East Coast Casting Company began trading in 1969, from premises in Melton Constable, Norfolk, producing sand castings in various non-ferrous metals. The firm was headed by Wilfred Henry Isbill, ( formerly of Blandy Isbill Foundry in Slough ), assisted by his two sons, Michael & Edward.
- East Coast Casting Co Ltd Foundry Norwich
East Coast Casting Foundry Norwich.
Business In the Foundry 1948 was good and the company moved to premises in Shipdham, Norfolk in the early 1970s. Following the death of Wilfred Isbill, and the departure of Edward due to ill health, Michael was joined by Barry Sutton & Adrian Bennett, and the firm was incorporated as a Limited Company in 1980.
The eighties was a difficult period for British manufacturing, and during that time many foundries up & down the country were closing. Thankfully, due to efficient organisation & the advantage of a wide customer base, East Coast Casting Co was able to survive, even to flourish. In 1983 the company absorbed a small pattern shop & non-ferrous foundry based in Suffolk, run at that time by Jim Thackeray, who is now works manager at ECC.
A major change came in 1985, when the company moved to it’s current location.
The history of the Carbrooke site is long and varied, having been in industrial use for a continuous period of around 200 years. The original business, started and developed by the Page & Hunton families, was firstly a blacksmith’s forge, and later, also a foundry. Page Hunton Foundry Ltd was still producing iron castings, mainly for agricultural use, until it’s unfortunate demise in 1984/5, when the business was placed in receivership. East Coast Casting Co Ltd then purchased the business and premises from the receiver. The former manager of Page Hunton, Mike Wynne, joined the board of ECC at this time, and the production staff were also retained. Although many years have now passed, one of the original employees has only recently retired, having worked at the site for 50 years, and another is still with us today.
This take-over gave ECC, for the first time, the ability to offer both ferrous and non-ferrous castings, including pattern-making facilities, and this has proved to be a vital selling point in the modern business environment.
Trading continued strongly throughout the nineties and the company enjoyed steady growth, including considerable expansion and modernisation of the Carbrooke site. In the 21st century however, the foundry industry is now shrinking again, along with it’s customer base, and ECC Ltd is managing, as in the past, to ride out the storm and adapt to changing markets.
In August 2000, Mike Wynne retired through ill health, and sadly died the following May.Barry Sutton retired as a director in December 2004, although he still retains an interest in the company. In 2005, Barry’s son, Nick, was appointed to the board, together with the third generation of the Isbill family, Mike’s son Chris. Following Adrian Bennett’s retirement in January 2006, the company is now left with only one original member, Mike Isbill.
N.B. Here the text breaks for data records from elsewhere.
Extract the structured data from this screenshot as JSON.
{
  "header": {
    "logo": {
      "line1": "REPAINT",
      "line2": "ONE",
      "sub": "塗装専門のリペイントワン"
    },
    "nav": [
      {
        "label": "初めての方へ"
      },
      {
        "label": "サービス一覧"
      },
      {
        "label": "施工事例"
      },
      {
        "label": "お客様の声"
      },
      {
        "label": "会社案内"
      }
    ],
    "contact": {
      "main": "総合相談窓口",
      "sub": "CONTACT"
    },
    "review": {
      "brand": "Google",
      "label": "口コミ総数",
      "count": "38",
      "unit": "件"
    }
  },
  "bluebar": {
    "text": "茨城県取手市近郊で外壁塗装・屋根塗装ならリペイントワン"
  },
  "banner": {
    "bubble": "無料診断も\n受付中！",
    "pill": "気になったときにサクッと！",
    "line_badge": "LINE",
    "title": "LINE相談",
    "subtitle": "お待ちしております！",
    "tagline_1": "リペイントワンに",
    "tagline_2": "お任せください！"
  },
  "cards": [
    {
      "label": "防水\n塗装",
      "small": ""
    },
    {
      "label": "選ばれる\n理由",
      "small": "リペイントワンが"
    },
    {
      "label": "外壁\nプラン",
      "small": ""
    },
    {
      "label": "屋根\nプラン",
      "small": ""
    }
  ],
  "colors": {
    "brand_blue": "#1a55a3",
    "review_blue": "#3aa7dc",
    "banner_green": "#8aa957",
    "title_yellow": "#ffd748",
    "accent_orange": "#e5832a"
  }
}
We now look forward to a period of stability and hopefully many more years of production on this site, offering a wide choice and high level of service to our customers, both old and new.
Neville Watts seen at his farewell 2005